He put his hand on my shoulder. “You’ll be all right,” he said. “He loves you.”
He walked me out into the hall where my father waited. When he and Dr. Ritchie shook hands and exchanged knowing looks, I realized they had set me up. Dr. Ritchie’s personal attention was a favor to my dad.
I wasn’t the only one Dr. Ritchie moved that summer. One of his talks inspired Dr. Raymond Moody to spend his life investigating NDE’s. Moody’s book in 1975, Life After Life, dedicated to Dr. Ritchie, discusses Moody’s meetings with more than 150 people, who returned from a clinical death. Their stories differed, but Moody noticed some generally repeating traits. The most prevalent were an out-of-body experience, an encounter with a being of brightness, a sense of unconditional love, and a review of the person’s life.
The study of NDE’s took off after Moody’s book. The scientific community initially regarded them as fabrications, but after thousands of stories with similar patterns emerged, the reaction shifted to providing scientific rationales for them. Today, scores of peer-reviewed studies offer biological and neurological explanations.
On the other side of the debate, taking the position that NDE’s are genuine spiritual occurrences, two heavily credentialed doctors published accounts of their own NDE’s. Dr. Mary Neal, the former director of spine surgery at USC, drowned in a kayak accident in Chile. To Heaven and Back tells the story of her arduous recovery and her claim that she went to heaven.
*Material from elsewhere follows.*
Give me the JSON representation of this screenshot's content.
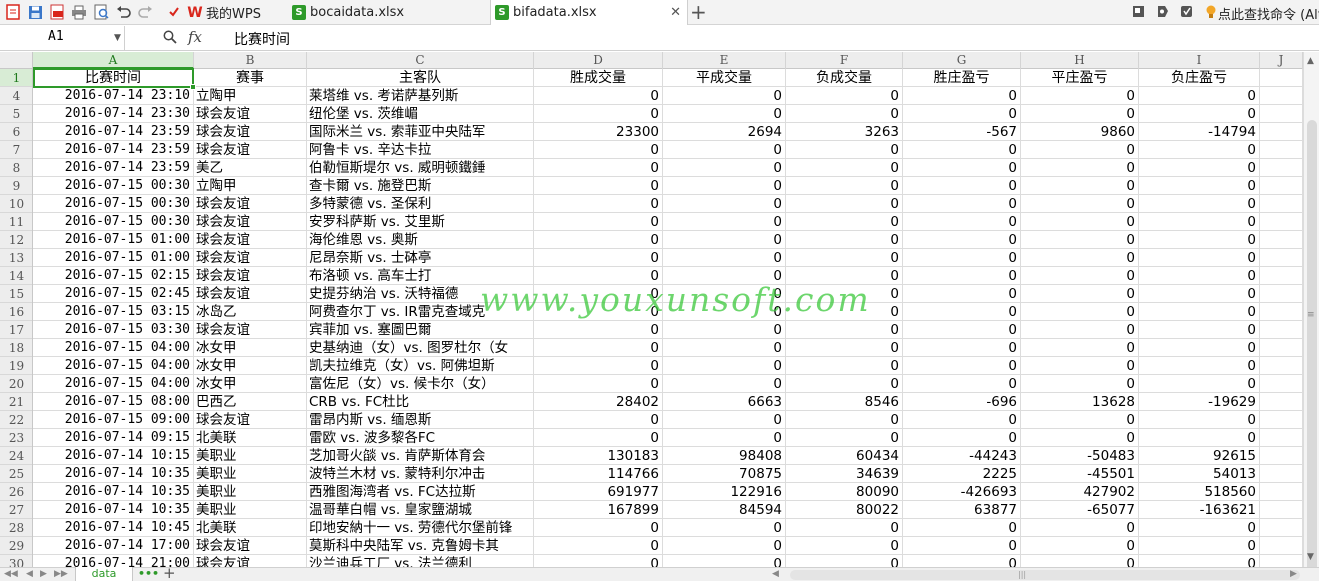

Proof of Heaven, by Dr. Eben Alexander, was a N.Y. Times best seller for 60 weeks. His story is difficult to dismiss. He is a neurosurgeon who was educated in thecountry’s most elite institutions. He taught at Duke, Harvard, and UVA. He devoted his life to science; he did not believe in God or an afterlife; and he viewed NDE’s as pure fantasy.
Then, at age 54, he contracted E coli bacterial meningitis, a rare disease that eats the brain’s cortex. It should have killed him, and it almost did. He languished in a coma for seven days. His doctors gave up hope and recommended to his wife that she pull the plug. At that moment he regained consciousness.
He should be a vegetable today, but he recovered fully. That much is beyond astounding, but his story doesn’t end there. This formerly faithless man of science claims that he experienced a richly-detailed, lengthy encounter with God in heaven. As a leading neurosurgeon, he read his own medical charts and concluded that his brain registered no activity during his NDE, proving to him that it was not a cerebral hallucination. Consciousness exists independent of the body, he asserts.
Dr. Alexander’s claims have drawn enthusiastic critics. They generally accept the sincerity of his story and his expertise in interpreting his charts, but they argue that he could have experienced his NDE before his brain shut down or while it was coming back up, or that parts of his brain may have been intermittently active during his coma.
So what does all this boil down to? Is there reliable evidence of an afterlife?
I’m a skeptic, by nature. As with my dad’s faith, I’d like to believe, but my Inner Lawyer whispers in my ear, “We need proof beyond a reasonable doubt.”
Dr. Ritchie believed “with stupendous certainty” that he’d met the Son of God, but his sincerity isn’t proof. Dr. Alexander’s brain-wave charts come close, but there’s still wiggle room.
In researching NDE’s for this post, I was surprised by the scientific community’s intense interest in this debate. That, along with the rapid advance of medical technology, will likely provide irrefutable answers to these questions soon.
Until that day comes, my Inner Lawyer and I will continue to float along with our boat-load of doubts.
Post Script: Dr. Ritchie died for the last time in 2007 at his home in Irvington, Virginia, after a long battle with cancer. He was unafraid. “Death is nothing more than a doorway, something you walk through.” His words, not mine.